(INPUT DATA begins)

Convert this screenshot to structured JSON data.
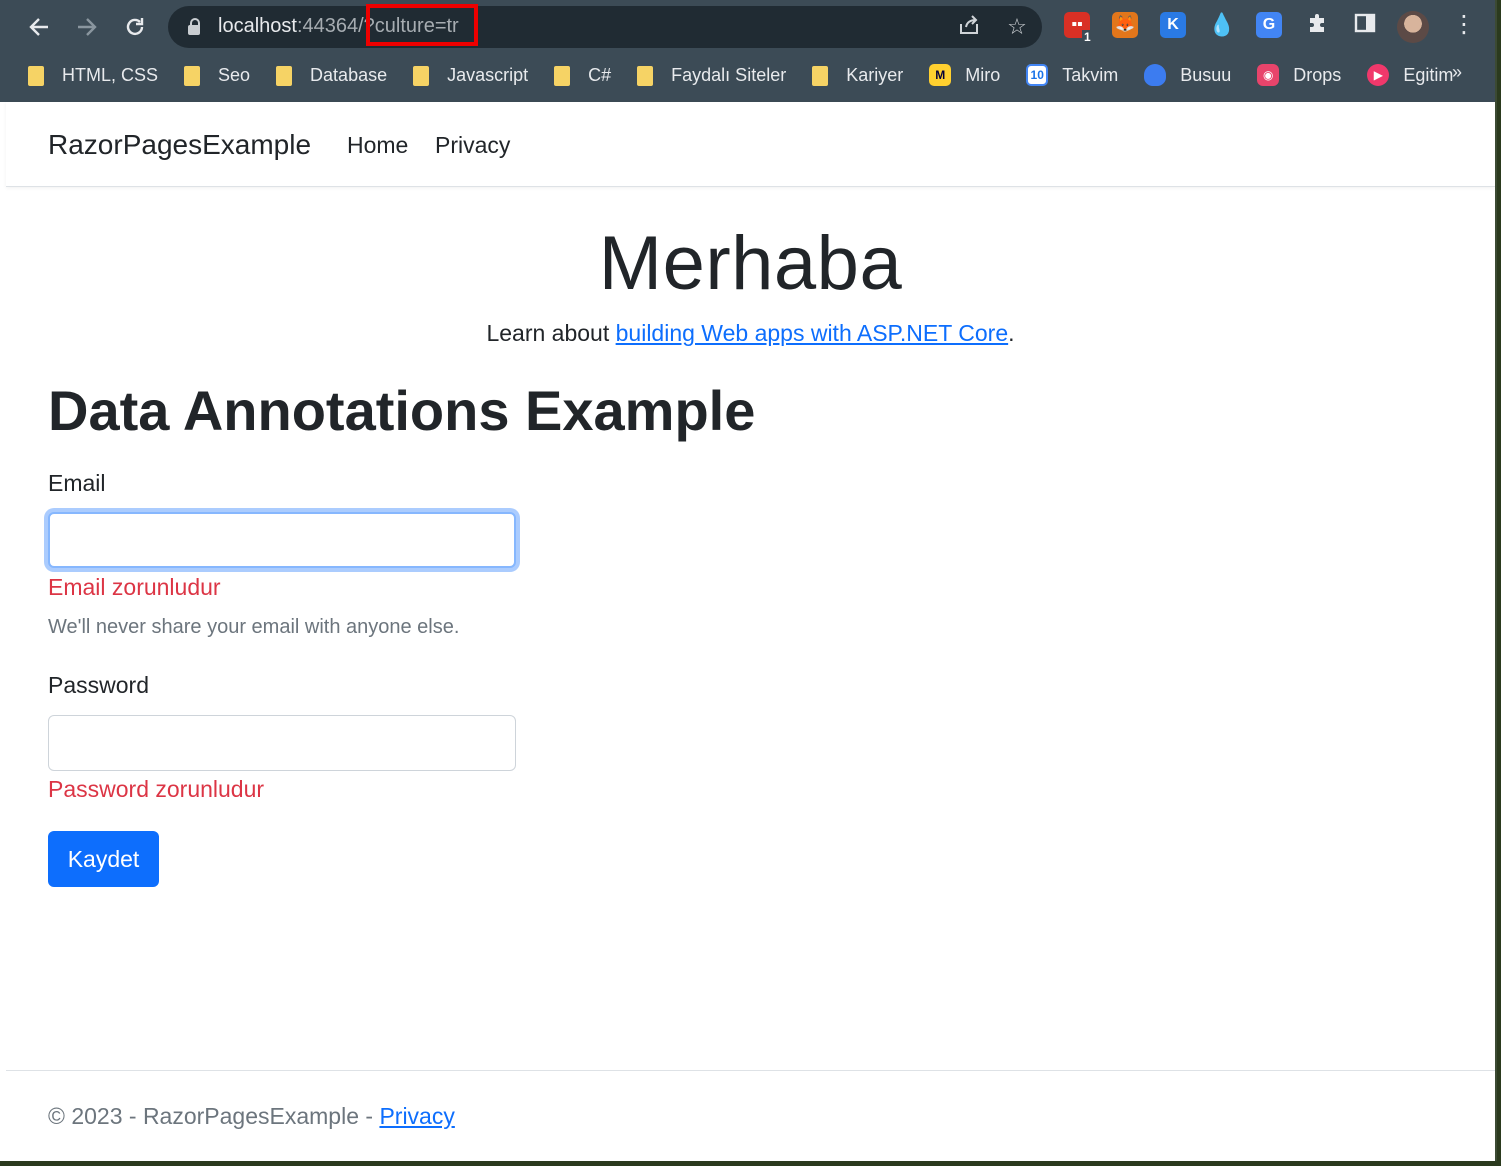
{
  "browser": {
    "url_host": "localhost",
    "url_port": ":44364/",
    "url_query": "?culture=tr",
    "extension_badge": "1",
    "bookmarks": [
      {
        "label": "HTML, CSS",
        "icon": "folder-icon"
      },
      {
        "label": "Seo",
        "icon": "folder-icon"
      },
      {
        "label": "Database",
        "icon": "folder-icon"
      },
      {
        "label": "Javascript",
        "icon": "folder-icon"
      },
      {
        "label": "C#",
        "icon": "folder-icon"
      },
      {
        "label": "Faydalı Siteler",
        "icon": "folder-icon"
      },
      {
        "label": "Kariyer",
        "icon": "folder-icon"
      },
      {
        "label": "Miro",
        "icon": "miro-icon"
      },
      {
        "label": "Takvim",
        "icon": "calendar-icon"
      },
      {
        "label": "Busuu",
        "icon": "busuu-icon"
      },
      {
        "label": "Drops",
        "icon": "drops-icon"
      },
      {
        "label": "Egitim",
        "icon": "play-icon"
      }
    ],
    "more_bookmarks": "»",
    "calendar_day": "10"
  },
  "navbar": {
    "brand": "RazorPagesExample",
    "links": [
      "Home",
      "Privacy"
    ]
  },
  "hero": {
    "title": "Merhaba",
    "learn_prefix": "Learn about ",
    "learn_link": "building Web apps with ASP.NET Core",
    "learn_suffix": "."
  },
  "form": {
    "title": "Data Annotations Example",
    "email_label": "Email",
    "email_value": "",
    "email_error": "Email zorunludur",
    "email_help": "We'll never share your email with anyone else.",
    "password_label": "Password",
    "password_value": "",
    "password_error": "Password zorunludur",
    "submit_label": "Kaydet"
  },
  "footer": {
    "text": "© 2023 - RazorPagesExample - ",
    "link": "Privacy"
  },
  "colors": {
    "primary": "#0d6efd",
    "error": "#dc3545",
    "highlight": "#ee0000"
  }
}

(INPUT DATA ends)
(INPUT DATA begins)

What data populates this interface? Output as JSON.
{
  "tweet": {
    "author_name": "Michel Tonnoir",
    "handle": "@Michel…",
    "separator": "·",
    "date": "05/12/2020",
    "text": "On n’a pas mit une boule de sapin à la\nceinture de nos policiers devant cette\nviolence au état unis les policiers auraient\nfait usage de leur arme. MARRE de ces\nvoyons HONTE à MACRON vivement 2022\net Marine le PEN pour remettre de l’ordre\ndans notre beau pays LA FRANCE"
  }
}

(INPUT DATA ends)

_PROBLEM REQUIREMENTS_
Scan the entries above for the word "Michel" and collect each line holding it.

_COMPLETED EXERCISE_
    "author_name": "Michel Tonnoir",
    "handle": "@Michel…",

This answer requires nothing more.